3) Management. This is the biggest dog trainer’s secret. If you’re not actively watching your puppy, put them in an exercise pen, crate them or teach them to understand being tethered in the home. 6 feet of bad decisions is still more desirable if pseudo-supervised. Let your puppy have a drag line until you trust them in your house. It’s easier to see them sneaking away.
4) Potty pads. Yes, your teacup Yorkie can be fully potty trained. But, potty pads require a full commitment to potty training plan twice. They easily become an option for little dogs, and if that’s fine with you, then it’s your dog. With my puppies, either with litters I raise or puppies that have to be unattended during a 5+ hour work shift I give them the option of a litter box with a preferred elimination surface (alfalfa pellets/synthetic turf) or a living space in an ex-pen. Giving them only two options in a small space can help a young dog learn to stay ‘clean’ by giving them structure.
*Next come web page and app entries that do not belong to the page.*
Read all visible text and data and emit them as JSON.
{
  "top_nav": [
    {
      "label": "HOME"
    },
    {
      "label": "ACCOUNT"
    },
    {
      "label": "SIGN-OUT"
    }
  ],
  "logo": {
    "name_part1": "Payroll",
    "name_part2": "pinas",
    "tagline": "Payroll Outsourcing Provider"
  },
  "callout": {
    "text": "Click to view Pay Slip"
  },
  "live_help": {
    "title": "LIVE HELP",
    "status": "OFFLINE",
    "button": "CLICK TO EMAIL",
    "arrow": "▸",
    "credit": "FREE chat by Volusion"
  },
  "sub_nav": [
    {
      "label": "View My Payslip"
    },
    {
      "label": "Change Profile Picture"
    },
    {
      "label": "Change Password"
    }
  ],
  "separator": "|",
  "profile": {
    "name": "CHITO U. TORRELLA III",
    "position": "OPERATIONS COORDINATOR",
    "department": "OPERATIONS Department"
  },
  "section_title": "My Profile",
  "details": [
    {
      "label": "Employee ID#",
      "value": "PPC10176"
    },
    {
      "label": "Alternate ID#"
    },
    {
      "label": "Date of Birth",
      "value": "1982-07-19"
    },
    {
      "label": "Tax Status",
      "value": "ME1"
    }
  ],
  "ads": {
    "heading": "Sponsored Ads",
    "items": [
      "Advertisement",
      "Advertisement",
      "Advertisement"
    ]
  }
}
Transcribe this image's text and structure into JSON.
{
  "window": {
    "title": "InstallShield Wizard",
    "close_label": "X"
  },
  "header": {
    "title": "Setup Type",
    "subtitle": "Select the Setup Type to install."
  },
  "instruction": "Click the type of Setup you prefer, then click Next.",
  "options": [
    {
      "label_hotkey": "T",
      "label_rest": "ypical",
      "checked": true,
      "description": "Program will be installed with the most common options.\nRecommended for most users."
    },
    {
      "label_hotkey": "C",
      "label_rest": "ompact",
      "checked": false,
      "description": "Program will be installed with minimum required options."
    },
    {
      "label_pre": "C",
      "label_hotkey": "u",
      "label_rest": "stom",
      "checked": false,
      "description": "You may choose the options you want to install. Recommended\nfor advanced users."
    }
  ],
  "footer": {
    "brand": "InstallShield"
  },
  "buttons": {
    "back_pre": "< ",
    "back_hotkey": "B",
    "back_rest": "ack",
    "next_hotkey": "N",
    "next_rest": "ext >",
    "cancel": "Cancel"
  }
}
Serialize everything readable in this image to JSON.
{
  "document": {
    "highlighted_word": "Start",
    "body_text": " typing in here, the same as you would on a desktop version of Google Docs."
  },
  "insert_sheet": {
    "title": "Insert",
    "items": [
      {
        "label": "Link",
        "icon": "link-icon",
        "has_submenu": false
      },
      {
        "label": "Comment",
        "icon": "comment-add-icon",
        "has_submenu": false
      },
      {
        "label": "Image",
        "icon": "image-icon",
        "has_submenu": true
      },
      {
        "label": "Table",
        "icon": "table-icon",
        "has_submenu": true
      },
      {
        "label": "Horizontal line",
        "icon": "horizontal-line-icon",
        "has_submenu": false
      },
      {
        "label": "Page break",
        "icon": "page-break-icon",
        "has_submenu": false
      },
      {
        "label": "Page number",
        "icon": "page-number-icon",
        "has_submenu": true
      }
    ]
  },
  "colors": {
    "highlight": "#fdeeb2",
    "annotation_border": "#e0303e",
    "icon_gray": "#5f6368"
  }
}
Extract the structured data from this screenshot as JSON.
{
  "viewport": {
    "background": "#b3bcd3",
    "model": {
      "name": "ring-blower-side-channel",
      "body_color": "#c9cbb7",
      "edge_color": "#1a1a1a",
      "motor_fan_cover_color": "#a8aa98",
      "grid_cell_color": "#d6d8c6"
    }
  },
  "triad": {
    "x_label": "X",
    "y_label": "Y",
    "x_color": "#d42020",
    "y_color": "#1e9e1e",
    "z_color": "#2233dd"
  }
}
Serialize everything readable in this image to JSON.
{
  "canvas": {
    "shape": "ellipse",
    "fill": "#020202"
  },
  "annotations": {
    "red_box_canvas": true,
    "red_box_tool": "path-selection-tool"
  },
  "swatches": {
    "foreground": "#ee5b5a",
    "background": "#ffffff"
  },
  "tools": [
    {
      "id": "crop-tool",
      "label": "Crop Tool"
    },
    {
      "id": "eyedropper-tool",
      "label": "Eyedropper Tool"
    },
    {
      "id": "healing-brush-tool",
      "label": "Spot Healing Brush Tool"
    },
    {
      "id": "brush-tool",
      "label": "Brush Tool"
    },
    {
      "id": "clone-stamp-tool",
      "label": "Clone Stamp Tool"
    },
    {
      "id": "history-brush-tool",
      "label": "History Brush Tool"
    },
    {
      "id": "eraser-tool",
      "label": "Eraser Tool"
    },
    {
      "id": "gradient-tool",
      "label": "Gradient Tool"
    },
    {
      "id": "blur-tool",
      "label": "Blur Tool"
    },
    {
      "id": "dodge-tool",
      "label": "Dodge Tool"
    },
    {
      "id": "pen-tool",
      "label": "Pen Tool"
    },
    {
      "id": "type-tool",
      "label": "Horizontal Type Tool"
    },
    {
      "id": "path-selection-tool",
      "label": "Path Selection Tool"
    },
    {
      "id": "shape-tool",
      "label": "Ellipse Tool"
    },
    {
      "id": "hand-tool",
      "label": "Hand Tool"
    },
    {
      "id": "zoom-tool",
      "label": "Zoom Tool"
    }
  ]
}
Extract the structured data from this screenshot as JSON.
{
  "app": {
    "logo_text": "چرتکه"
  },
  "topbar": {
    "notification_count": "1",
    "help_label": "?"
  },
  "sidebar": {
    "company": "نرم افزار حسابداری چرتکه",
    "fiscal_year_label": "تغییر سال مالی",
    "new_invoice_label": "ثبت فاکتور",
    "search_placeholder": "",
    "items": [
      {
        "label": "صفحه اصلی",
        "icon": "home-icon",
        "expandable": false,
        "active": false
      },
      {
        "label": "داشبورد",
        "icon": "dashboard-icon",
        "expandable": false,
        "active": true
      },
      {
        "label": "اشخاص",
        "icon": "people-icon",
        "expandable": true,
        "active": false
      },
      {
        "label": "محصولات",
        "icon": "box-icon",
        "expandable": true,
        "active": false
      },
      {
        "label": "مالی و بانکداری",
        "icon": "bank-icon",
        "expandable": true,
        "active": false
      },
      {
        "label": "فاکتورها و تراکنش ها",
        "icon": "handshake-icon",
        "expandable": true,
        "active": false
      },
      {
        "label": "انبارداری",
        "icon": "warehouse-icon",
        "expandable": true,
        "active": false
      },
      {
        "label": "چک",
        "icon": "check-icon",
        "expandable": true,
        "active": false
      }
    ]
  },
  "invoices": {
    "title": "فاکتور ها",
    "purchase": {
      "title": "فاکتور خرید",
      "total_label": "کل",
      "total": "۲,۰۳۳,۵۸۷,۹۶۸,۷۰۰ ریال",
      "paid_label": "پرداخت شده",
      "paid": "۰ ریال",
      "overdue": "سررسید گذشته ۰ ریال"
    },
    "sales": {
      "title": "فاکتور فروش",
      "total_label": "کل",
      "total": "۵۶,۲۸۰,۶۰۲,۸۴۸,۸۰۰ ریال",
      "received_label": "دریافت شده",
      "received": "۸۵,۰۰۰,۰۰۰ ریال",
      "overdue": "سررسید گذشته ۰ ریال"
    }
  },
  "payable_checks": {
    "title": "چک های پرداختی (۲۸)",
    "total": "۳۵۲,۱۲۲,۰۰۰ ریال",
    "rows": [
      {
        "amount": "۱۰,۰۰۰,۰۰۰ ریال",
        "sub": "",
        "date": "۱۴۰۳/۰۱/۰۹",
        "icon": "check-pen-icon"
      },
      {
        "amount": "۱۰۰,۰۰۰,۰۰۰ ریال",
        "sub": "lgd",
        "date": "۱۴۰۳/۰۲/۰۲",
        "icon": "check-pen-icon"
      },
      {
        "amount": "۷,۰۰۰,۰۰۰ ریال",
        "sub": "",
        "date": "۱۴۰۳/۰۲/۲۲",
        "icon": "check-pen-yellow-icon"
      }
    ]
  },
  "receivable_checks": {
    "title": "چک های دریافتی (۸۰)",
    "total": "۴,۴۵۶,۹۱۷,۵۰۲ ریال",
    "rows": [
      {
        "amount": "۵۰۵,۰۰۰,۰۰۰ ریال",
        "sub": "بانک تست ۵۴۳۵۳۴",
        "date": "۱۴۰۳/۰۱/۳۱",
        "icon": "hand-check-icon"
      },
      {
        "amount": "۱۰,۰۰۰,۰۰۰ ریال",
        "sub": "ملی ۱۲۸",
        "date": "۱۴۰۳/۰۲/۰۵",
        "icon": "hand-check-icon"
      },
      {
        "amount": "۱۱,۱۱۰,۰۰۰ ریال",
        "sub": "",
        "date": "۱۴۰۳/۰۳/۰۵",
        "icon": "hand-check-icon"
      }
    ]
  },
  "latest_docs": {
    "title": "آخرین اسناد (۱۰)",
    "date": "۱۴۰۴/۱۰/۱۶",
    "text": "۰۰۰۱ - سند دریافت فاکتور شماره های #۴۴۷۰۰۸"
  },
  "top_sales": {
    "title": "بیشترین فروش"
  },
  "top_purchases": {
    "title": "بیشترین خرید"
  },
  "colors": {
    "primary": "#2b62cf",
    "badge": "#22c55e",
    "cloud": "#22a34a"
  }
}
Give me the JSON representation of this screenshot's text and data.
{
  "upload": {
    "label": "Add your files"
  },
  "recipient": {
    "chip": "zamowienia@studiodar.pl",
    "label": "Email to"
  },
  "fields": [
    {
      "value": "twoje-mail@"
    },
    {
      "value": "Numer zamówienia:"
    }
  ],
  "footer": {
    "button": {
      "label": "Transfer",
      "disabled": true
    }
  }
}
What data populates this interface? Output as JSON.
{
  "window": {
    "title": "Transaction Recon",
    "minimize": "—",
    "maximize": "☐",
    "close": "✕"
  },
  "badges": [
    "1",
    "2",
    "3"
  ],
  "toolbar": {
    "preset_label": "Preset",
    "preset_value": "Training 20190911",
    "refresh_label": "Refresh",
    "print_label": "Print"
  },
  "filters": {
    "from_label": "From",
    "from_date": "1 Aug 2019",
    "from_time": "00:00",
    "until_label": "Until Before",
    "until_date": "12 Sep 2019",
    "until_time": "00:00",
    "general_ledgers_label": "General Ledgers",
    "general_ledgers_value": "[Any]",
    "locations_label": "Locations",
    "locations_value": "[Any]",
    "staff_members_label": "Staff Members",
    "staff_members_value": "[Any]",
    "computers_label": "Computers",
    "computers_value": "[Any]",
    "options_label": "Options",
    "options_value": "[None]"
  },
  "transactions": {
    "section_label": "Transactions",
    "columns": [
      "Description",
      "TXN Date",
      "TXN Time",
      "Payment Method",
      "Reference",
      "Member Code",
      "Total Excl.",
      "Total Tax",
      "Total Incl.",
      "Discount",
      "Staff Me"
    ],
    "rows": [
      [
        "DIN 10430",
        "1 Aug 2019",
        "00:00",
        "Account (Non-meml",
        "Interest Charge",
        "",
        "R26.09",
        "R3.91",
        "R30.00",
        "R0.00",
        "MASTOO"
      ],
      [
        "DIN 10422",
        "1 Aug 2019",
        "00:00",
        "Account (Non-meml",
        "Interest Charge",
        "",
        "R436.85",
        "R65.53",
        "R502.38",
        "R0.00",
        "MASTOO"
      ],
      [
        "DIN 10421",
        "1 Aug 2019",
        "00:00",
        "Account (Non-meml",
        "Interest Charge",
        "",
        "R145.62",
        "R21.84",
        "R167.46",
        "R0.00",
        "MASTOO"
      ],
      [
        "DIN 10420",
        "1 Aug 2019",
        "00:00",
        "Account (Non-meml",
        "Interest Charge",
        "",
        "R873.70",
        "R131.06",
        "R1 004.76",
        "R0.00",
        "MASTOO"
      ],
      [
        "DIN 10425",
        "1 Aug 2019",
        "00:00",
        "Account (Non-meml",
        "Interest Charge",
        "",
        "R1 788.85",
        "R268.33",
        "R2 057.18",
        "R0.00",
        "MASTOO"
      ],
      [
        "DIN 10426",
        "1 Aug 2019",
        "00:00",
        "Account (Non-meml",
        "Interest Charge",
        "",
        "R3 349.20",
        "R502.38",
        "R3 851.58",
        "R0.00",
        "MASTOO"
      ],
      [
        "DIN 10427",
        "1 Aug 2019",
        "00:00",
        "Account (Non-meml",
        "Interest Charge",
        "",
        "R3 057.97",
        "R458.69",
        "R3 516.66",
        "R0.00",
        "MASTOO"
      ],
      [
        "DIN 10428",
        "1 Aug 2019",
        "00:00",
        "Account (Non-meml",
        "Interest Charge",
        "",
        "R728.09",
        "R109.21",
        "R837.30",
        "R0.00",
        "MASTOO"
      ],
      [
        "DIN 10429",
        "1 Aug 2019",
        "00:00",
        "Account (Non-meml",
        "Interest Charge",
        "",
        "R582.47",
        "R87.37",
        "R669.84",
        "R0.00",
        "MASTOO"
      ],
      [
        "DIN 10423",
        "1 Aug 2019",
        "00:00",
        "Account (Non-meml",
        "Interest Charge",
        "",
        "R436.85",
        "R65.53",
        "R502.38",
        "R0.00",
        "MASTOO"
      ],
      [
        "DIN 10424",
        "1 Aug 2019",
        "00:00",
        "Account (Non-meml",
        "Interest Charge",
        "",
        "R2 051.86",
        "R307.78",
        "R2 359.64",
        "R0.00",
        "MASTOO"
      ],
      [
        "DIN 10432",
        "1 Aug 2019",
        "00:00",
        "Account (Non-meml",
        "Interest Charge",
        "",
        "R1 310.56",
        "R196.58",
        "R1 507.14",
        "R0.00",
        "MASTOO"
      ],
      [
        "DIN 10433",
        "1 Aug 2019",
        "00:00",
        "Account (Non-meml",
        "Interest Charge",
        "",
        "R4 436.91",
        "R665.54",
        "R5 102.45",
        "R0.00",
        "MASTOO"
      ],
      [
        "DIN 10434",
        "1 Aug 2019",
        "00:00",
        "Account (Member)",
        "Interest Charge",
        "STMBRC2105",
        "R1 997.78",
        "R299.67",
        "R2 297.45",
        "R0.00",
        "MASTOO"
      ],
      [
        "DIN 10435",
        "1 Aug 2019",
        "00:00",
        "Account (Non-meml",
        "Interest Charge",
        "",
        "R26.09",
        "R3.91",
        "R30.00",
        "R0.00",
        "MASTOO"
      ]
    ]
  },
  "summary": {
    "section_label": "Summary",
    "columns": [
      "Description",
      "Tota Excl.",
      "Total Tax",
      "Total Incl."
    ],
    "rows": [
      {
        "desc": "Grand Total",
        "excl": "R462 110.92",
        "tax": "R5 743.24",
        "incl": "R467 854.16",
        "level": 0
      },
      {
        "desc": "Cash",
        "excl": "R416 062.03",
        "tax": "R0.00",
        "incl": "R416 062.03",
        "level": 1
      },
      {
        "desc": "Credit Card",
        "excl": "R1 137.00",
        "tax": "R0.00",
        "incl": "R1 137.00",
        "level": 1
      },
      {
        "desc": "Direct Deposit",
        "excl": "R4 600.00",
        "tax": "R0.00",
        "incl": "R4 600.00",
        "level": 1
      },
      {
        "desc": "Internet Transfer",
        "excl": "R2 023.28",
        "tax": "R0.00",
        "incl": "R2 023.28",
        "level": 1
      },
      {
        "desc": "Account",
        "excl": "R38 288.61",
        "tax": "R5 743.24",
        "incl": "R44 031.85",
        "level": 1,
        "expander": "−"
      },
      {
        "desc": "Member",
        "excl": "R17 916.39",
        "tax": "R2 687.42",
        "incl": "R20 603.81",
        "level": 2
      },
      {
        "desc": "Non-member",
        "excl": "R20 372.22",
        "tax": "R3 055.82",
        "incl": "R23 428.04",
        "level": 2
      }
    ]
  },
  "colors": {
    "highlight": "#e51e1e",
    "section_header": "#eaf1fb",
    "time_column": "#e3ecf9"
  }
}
5) Over estimating how long your puppy can hold his bladder or bowel. How many times a day do you pee? That’s rhetorical. A growing puppy needs water and food and exercise to grow. All of those things will move a dog’s bowel. 6) Not enough time or movement allowed to produce a bowel movement. If dog trainer’s know anything it’s about dog shi*. Sometimes after a period of inactivity we take a dog out and don’t allow them enough physical movement to stimulate the movement of the bowel. I will often use the “Boring Potty Walk” method (essentially pacing for 20 feet or so for dozens of times until a BM is produced). Water intake is necessary for bowel movement.
7) Puppy associates you, pee and the puppy in the same picture as bad, so the puppy tries to get far away to potty in the house. Because young dogs live in the moment they don’t have the ability to associate that the act of pooping is what caused you to cause a fuss. Now the dog avoids being seen making a poo, which will make it harder to reward if you can’t see it happen. Depending on where you get your puppy, or dog and what their experiences are they might have already become used to being dirty or messy. Some dogs are raised or kept in confined conditions where they’re not left with much option but to live in filth. How clean a mother dog keeps her whelping area with her puppies also has an influence. For difficult cases I recommend keeping a timed log book of drinking, eating, activity and elimination logs and keeping a schedule so that the owner can begin to see a pattern over time. If you have any questions, book a consultation now! These issues are easily solved in a telephone or video consultation. Let me know what you think, was this post helpful for you? #dogtrainernanowrimo #pottytraining #puppytraining #puppypoop